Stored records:
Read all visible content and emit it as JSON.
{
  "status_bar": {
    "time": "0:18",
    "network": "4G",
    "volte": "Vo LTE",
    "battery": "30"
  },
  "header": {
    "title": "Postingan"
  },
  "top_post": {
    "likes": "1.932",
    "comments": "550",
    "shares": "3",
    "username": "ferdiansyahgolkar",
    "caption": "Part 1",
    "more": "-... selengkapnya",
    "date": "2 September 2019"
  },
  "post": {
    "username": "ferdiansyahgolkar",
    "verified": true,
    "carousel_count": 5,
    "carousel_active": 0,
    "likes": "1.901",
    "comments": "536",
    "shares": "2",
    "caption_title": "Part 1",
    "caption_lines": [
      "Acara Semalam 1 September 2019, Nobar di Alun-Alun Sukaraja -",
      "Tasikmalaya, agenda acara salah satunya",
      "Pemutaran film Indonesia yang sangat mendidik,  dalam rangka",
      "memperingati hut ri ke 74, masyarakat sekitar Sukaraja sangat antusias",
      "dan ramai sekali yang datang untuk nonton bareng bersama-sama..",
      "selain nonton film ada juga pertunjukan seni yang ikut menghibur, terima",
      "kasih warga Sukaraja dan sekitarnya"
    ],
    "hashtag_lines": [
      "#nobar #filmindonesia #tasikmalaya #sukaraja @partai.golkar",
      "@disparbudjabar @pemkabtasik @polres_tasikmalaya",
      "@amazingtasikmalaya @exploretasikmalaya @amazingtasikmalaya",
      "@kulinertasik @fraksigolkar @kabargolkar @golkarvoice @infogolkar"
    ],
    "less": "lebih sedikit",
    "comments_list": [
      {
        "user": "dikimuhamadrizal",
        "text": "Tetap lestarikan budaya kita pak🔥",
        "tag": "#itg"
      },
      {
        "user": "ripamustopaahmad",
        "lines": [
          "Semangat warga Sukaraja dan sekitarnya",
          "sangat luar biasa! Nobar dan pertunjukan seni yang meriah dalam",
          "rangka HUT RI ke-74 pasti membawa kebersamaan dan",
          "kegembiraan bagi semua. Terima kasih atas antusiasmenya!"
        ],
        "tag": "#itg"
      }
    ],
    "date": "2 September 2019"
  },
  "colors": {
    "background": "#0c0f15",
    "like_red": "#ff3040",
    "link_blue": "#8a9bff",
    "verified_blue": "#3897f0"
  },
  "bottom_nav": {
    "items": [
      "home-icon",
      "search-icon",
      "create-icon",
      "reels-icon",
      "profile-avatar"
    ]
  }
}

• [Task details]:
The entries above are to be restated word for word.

• [Result]:
Read all visible content and emit it as JSON.
{
  "status_bar": {
    "time": "0:18",
    "network": "4G",
    "volte": "Vo LTE",
    "battery": "30"
  },
  "header": {
    "title": "Postingan"
  },
  "top_post": {
    "likes": "1.932",
    "comments": "550",
    "shares": "3",
    "username": "ferdiansyahgolkar",
    "caption": "Part 1",
    "more": "-... selengkapnya",
    "date": "2 September 2019"
  },
  "post": {
    "username": "ferdiansyahgolkar",
    "verified": true,
    "carousel_count": 5,
    "carousel_active": 0,
    "likes": "1.901",
    "comments": "536",
    "shares": "2",
    "caption_title": "Part 1",
    "caption_lines": [
      "Acara Semalam 1 September 2019, Nobar di Alun-Alun Sukaraja -",
      "Tasikmalaya, agenda acara salah satunya",
      "Pemutaran film Indonesia yang sangat mendidik,  dalam rangka",
      "memperingati hut ri ke 74, masyarakat sekitar Sukaraja sangat antusias",
      "dan ramai sekali yang datang untuk nonton bareng bersama-sama..",
      "selain nonton film ada juga pertunjukan seni yang ikut menghibur, terima",
      "kasih warga Sukaraja dan sekitarnya"
    ],
    "hashtag_lines": [
      "#nobar #filmindonesia #tasikmalaya #sukaraja @partai.golkar",
      "@disparbudjabar @pemkabtasik @polres_tasikmalaya",
      "@amazingtasikmalaya @exploretasikmalaya @amazingtasikmalaya",
      "@kulinertasik @fraksigolkar @kabargolkar @golkarvoice @infogolkar"
    ],
    "less": "lebih sedikit",
    "comments_list": [
      {
        "user": "dikimuhamadrizal",
        "text": "Tetap lestarikan budaya kita pak🔥",
        "tag": "#itg"
      },
      {
        "user": "ripamustopaahmad",
        "lines": [
          "Semangat warga Sukaraja dan sekitarnya",
          "sangat luar biasa! Nobar dan pertunjukan seni yang meriah dalam",
          "rangka HUT RI ke-74 pasti membawa kebersamaan dan",
          "kegembiraan bagi semua. Terima kasih atas antusiasmenya!"
        ],
        "tag": "#itg"
      }
    ],
    "date": "2 September 2019"
  },
  "colors": {
    "background": "#0c0f15",
    "like_red": "#ff3040",
    "link_blue": "#8a9bff",
    "verified_blue": "#3897f0"
  },
  "bottom_nav": {
    "items": [
      "home-icon",
      "search-icon",
      "create-icon",
      "reels-icon",
      "profile-avatar"
    ]
  }
}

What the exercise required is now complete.